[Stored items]

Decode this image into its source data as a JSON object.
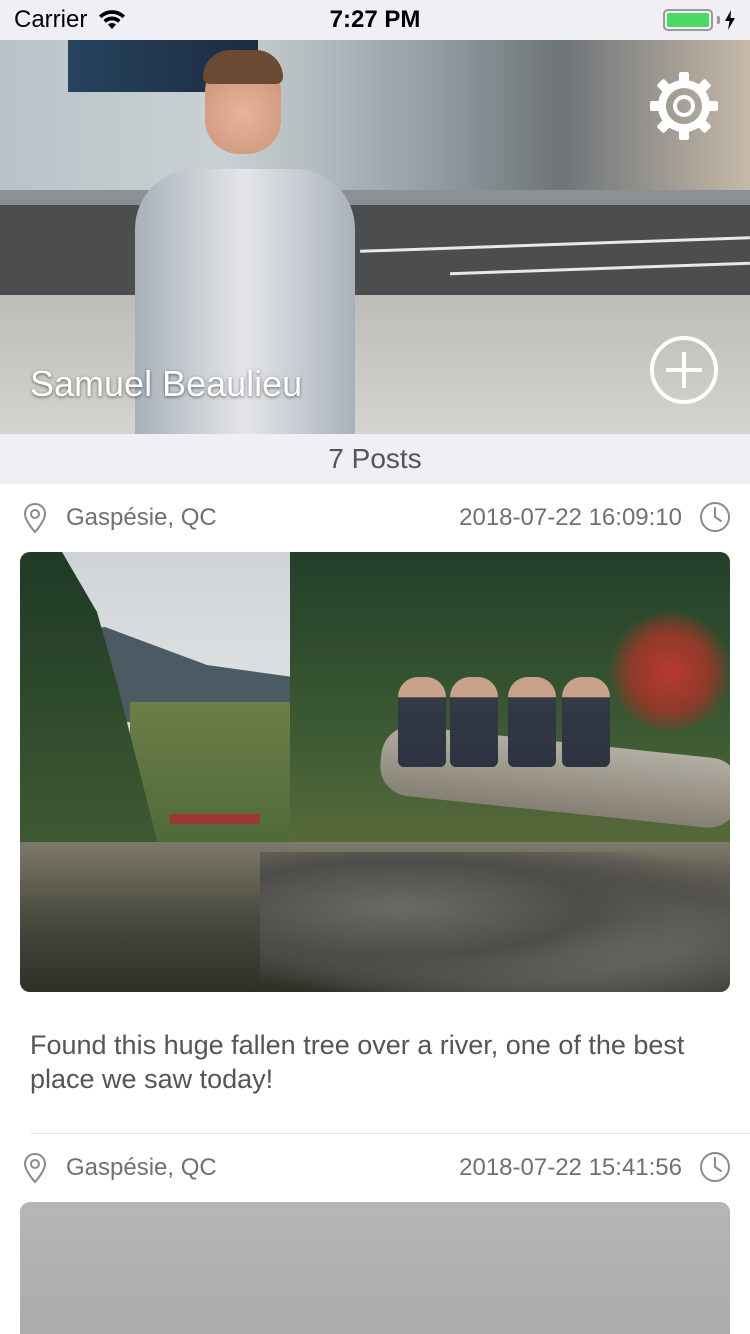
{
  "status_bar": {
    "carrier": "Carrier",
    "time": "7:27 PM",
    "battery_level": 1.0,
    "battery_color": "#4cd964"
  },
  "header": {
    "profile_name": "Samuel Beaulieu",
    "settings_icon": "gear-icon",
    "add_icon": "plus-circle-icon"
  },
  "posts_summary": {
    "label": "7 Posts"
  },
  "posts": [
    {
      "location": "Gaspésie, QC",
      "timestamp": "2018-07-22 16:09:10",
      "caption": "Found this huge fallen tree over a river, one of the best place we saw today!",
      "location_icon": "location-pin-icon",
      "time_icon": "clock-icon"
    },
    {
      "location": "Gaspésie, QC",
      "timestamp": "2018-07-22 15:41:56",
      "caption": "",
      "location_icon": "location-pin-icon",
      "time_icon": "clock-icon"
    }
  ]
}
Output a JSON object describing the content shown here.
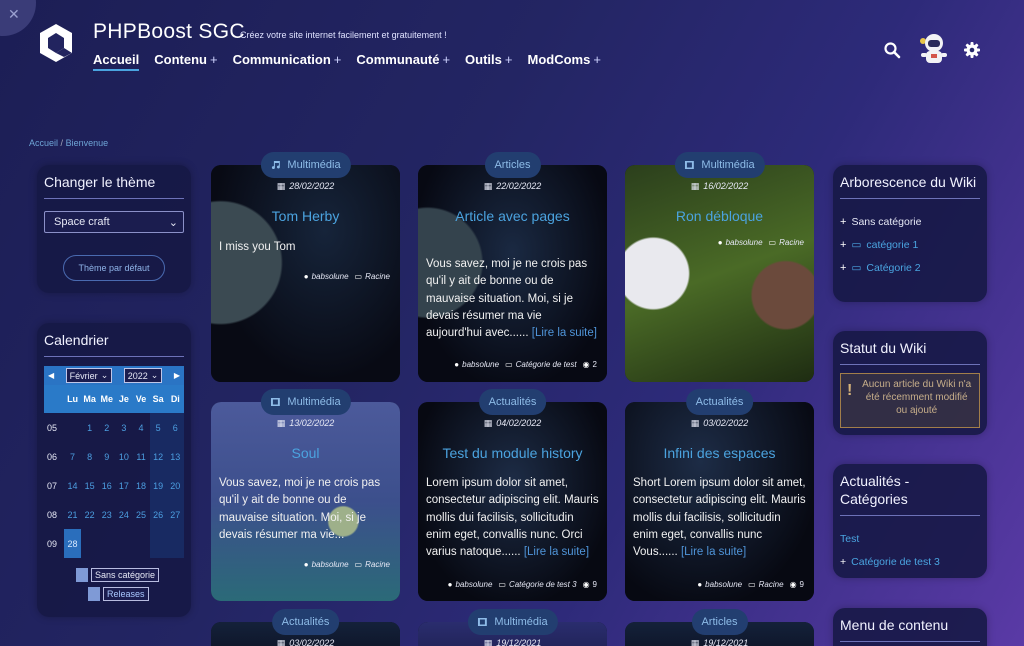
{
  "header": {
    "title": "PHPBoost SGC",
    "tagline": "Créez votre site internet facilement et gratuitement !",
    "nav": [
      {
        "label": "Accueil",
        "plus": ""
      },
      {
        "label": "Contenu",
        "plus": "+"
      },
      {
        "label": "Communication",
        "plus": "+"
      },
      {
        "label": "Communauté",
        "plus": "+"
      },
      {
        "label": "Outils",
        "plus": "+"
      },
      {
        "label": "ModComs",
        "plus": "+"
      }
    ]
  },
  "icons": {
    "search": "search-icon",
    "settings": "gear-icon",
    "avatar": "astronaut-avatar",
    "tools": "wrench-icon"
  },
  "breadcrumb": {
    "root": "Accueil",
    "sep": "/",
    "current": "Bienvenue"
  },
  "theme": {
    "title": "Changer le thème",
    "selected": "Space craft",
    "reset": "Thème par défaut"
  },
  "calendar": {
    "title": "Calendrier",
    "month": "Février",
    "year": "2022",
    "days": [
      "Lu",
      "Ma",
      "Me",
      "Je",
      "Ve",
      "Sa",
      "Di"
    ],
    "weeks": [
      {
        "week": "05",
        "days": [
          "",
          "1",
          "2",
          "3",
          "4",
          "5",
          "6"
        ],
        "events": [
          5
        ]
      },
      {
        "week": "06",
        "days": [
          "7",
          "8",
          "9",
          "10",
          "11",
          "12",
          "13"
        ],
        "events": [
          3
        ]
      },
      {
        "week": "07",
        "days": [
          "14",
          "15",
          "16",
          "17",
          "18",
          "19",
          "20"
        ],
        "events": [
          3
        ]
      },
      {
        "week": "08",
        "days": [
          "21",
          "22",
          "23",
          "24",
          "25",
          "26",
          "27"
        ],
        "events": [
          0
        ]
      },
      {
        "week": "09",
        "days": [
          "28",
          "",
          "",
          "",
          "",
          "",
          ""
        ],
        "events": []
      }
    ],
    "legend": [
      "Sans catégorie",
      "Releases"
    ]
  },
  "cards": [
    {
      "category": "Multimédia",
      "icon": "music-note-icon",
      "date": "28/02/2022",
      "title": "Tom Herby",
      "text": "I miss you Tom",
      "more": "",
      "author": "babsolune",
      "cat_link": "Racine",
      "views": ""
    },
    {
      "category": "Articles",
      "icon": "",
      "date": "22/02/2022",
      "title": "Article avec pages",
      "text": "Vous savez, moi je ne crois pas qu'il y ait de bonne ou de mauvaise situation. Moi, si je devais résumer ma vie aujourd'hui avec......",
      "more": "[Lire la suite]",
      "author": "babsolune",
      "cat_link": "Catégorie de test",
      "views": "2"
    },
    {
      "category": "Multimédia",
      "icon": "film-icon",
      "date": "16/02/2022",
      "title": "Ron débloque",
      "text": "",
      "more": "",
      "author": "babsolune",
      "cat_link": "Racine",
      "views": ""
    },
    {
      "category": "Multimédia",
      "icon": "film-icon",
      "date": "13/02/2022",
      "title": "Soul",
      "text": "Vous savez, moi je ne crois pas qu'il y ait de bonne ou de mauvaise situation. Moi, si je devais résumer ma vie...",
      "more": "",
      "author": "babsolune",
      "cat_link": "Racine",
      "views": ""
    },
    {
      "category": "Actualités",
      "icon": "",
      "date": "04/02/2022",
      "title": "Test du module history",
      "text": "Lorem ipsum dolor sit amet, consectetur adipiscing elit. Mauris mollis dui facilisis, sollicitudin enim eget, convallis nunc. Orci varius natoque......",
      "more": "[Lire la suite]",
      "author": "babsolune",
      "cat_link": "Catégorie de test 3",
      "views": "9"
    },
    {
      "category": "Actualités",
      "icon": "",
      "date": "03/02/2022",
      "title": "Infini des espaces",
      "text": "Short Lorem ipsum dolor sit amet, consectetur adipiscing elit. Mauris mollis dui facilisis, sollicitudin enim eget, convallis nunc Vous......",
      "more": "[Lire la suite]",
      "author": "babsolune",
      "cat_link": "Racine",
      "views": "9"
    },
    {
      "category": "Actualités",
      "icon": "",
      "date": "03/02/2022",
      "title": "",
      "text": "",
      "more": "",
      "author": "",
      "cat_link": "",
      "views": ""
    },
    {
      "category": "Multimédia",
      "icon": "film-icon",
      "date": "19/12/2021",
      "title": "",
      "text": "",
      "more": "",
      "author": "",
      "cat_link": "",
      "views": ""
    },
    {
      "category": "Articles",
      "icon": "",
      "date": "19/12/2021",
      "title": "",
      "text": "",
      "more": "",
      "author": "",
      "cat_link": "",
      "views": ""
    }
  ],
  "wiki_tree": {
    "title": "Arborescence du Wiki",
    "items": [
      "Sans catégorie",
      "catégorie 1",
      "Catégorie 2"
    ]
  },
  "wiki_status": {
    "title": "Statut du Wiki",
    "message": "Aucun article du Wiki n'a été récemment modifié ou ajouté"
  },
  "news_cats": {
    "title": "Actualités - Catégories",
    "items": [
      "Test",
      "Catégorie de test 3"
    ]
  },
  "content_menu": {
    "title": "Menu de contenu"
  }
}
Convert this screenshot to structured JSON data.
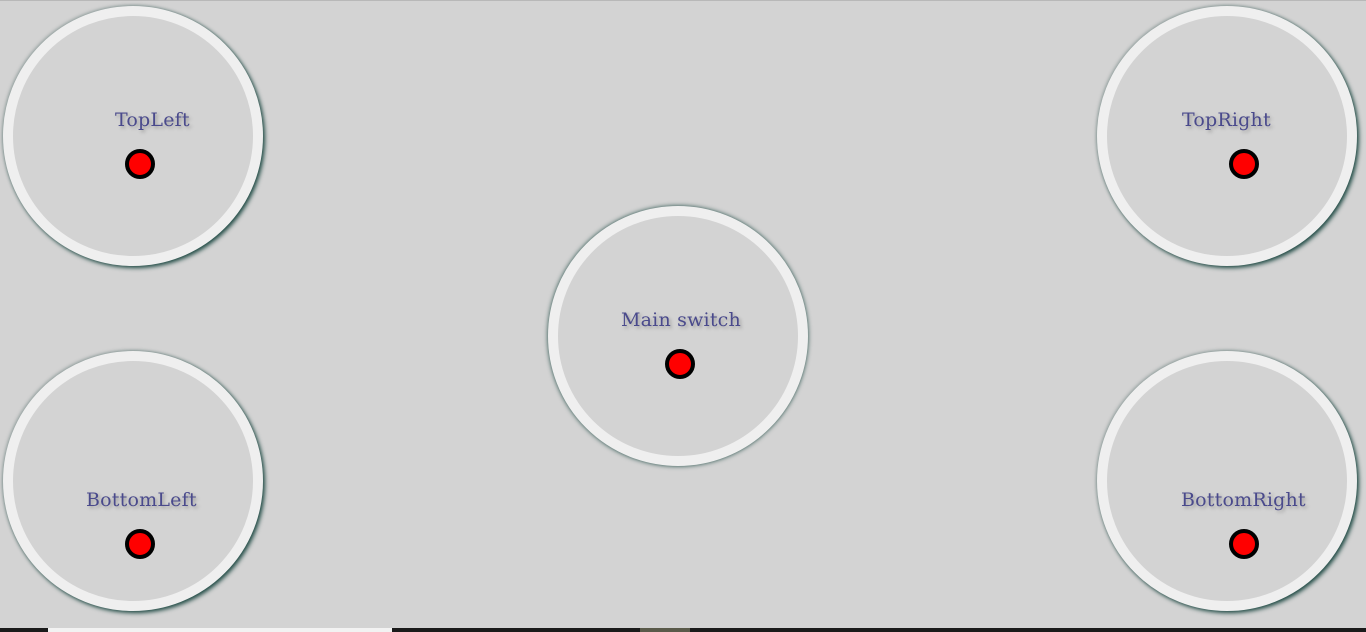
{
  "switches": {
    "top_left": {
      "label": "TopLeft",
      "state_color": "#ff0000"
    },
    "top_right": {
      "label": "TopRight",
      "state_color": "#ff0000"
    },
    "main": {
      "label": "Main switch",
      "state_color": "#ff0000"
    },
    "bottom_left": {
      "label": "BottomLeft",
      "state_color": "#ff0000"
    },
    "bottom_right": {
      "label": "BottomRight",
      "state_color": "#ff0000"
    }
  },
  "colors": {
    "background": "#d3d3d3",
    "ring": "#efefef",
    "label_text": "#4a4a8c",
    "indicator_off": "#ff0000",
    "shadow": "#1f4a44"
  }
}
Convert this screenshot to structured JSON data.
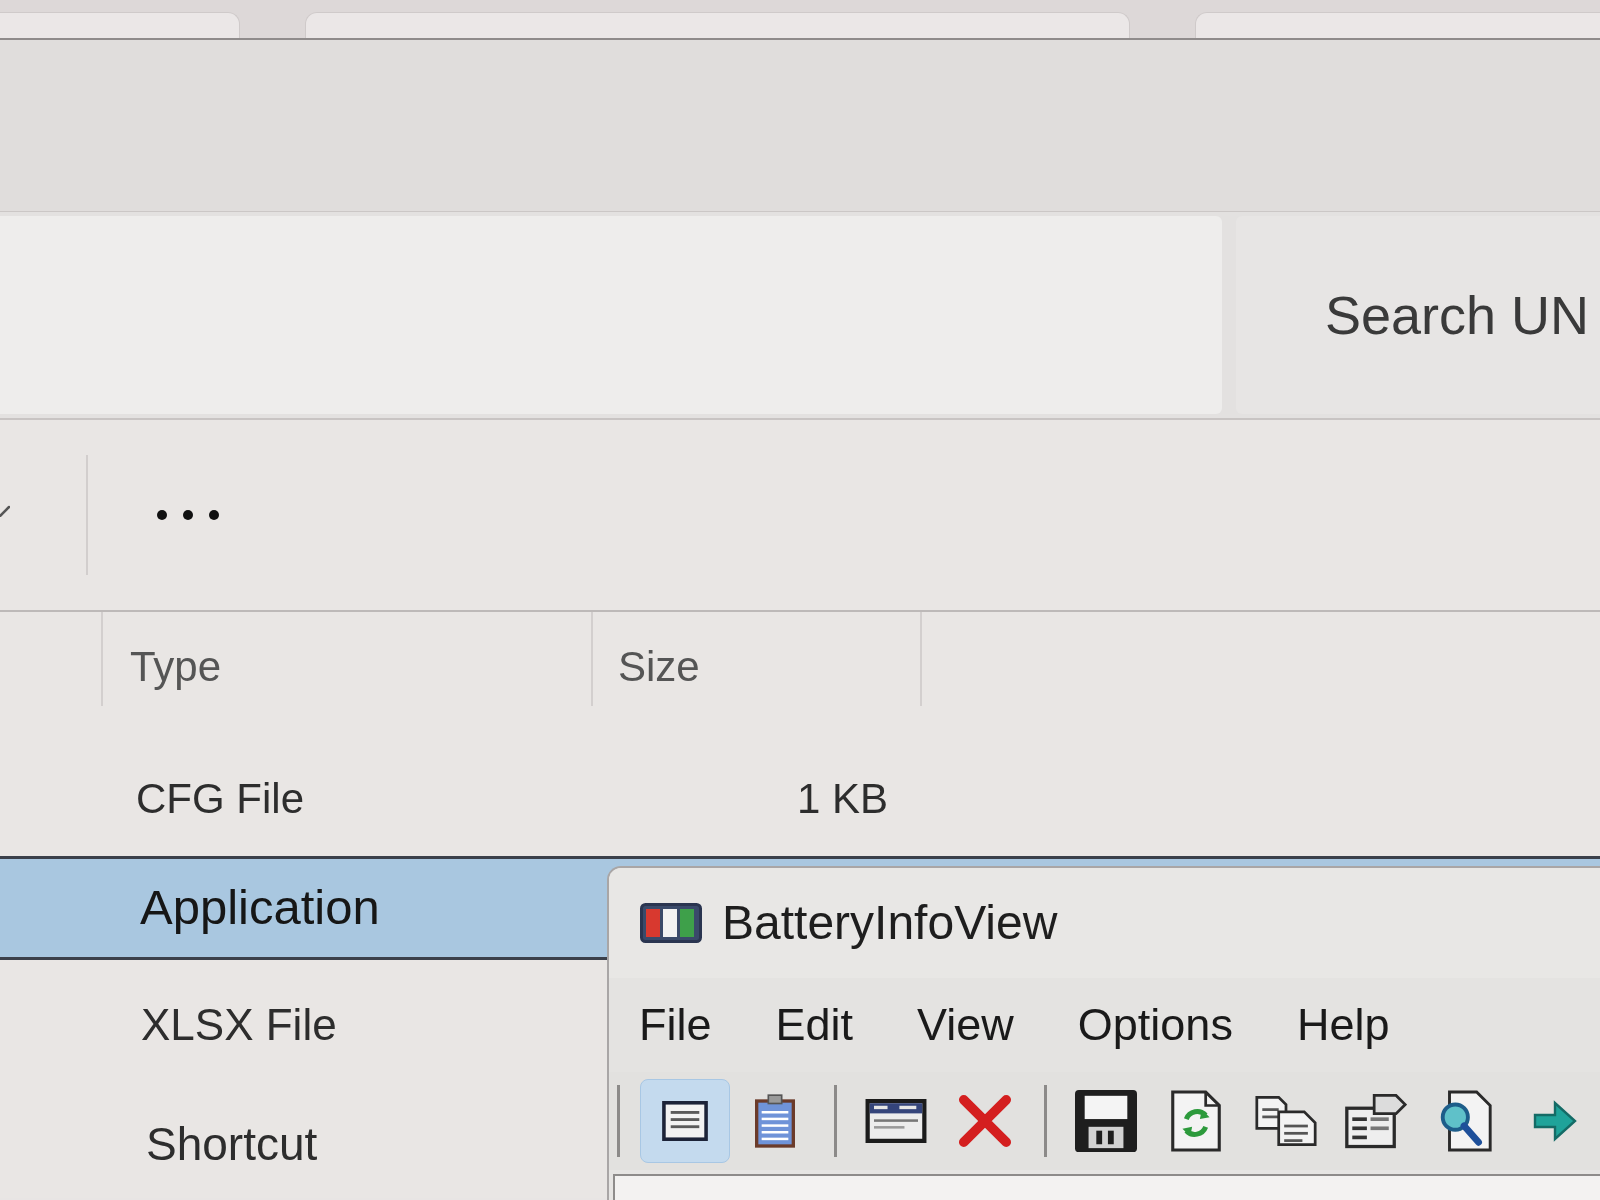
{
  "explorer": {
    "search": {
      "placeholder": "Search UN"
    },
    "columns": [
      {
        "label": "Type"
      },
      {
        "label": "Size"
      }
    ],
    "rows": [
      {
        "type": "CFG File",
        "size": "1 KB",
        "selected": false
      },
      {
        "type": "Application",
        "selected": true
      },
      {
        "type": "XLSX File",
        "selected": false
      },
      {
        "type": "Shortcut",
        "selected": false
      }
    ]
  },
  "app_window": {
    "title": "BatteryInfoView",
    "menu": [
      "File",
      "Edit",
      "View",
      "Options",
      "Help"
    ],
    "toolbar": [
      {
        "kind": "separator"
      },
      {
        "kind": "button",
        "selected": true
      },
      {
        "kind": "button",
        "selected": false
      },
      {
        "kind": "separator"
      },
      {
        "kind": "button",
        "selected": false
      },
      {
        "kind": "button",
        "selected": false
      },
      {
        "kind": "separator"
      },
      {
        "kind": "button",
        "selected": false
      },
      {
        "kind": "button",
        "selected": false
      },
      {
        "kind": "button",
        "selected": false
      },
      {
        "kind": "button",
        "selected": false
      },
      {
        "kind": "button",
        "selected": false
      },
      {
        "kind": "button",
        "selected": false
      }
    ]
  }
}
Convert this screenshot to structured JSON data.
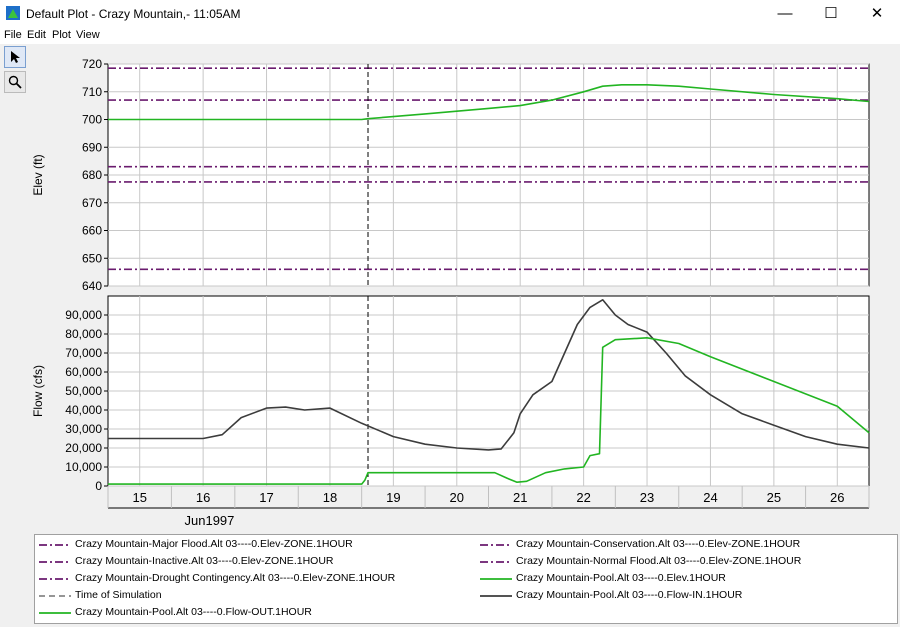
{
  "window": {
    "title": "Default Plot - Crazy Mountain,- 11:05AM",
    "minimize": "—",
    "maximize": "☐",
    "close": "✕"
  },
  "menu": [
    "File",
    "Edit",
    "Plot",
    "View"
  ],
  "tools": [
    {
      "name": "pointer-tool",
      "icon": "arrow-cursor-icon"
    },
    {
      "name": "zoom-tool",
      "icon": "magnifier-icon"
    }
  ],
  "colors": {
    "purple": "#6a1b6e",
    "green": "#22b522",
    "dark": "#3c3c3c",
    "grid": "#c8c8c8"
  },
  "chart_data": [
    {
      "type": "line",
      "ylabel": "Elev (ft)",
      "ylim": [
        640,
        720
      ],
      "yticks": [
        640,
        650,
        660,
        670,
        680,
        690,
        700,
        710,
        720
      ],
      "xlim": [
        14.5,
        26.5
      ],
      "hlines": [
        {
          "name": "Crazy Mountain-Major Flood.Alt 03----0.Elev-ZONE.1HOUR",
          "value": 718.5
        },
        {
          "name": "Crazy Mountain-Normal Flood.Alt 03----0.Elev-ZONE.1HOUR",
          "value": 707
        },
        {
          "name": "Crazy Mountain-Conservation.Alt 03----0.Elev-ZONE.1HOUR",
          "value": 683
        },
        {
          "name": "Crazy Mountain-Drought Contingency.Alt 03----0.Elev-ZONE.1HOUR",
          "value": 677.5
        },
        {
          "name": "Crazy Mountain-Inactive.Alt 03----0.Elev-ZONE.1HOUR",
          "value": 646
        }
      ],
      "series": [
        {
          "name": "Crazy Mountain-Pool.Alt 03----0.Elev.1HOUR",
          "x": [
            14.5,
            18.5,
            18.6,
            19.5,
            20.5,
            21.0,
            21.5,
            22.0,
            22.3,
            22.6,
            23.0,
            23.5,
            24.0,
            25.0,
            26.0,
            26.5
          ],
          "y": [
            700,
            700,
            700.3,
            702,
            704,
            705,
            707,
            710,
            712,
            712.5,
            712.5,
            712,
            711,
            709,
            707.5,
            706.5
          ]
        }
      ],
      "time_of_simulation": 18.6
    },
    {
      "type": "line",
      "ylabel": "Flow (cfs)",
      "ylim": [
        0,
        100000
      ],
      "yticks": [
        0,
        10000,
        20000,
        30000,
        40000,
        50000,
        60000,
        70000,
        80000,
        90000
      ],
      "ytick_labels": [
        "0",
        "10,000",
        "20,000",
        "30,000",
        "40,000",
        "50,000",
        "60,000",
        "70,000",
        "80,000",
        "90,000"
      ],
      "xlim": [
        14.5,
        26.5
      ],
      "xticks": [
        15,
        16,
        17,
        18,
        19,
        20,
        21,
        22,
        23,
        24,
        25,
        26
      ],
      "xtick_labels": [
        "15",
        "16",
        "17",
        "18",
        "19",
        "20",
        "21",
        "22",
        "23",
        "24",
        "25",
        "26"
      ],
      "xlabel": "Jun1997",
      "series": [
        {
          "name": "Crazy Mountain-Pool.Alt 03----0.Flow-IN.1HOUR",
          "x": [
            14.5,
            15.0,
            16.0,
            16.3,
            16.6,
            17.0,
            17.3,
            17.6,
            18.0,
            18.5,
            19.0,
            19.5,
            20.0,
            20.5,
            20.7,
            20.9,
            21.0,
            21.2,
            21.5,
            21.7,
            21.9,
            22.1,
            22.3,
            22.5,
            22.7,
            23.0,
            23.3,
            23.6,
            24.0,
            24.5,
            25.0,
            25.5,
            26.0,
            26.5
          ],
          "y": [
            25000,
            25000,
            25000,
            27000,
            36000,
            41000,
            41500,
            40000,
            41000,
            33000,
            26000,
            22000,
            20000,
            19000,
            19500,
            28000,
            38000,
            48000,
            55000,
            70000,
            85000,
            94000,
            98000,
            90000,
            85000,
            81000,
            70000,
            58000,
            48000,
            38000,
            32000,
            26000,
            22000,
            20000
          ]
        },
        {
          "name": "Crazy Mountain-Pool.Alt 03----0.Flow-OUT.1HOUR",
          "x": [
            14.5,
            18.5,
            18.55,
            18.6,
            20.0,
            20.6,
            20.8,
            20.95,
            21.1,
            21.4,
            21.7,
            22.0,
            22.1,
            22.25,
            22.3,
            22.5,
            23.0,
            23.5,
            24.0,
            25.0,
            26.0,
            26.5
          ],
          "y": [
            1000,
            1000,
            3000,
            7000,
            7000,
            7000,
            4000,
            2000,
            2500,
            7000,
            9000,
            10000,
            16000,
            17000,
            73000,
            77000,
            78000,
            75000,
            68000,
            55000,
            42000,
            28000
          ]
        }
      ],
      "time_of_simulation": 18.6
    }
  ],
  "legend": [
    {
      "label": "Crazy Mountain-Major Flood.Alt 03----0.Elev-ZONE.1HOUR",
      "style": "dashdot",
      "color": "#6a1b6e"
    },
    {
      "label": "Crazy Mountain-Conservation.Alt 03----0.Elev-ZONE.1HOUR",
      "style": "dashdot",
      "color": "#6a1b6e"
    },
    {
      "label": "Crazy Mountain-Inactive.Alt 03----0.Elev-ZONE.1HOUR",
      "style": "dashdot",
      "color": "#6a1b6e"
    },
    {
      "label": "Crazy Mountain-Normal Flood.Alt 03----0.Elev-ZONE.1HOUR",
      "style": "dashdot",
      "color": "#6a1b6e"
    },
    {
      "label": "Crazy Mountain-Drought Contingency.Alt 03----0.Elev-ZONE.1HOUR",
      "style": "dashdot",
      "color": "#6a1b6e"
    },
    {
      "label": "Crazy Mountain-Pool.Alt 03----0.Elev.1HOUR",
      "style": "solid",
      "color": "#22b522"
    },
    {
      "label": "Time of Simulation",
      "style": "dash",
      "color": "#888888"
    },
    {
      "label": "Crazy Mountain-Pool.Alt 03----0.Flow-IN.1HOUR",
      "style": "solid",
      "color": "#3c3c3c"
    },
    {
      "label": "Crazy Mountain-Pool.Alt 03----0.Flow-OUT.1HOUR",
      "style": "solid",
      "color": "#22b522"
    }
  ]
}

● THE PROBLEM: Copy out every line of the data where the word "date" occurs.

● EXERCISE RESULT:
      "date": "28/02/2022",
      "date": "22/02/2022",
      "date": "16/02/2022",
      "date": "13/02/2022",
      "date": "04/02/2022",
      "date": "03/02/2022",
      "date": "03/02/2022",
      "date": "19/12/2021",
      "date": "19/12/2021",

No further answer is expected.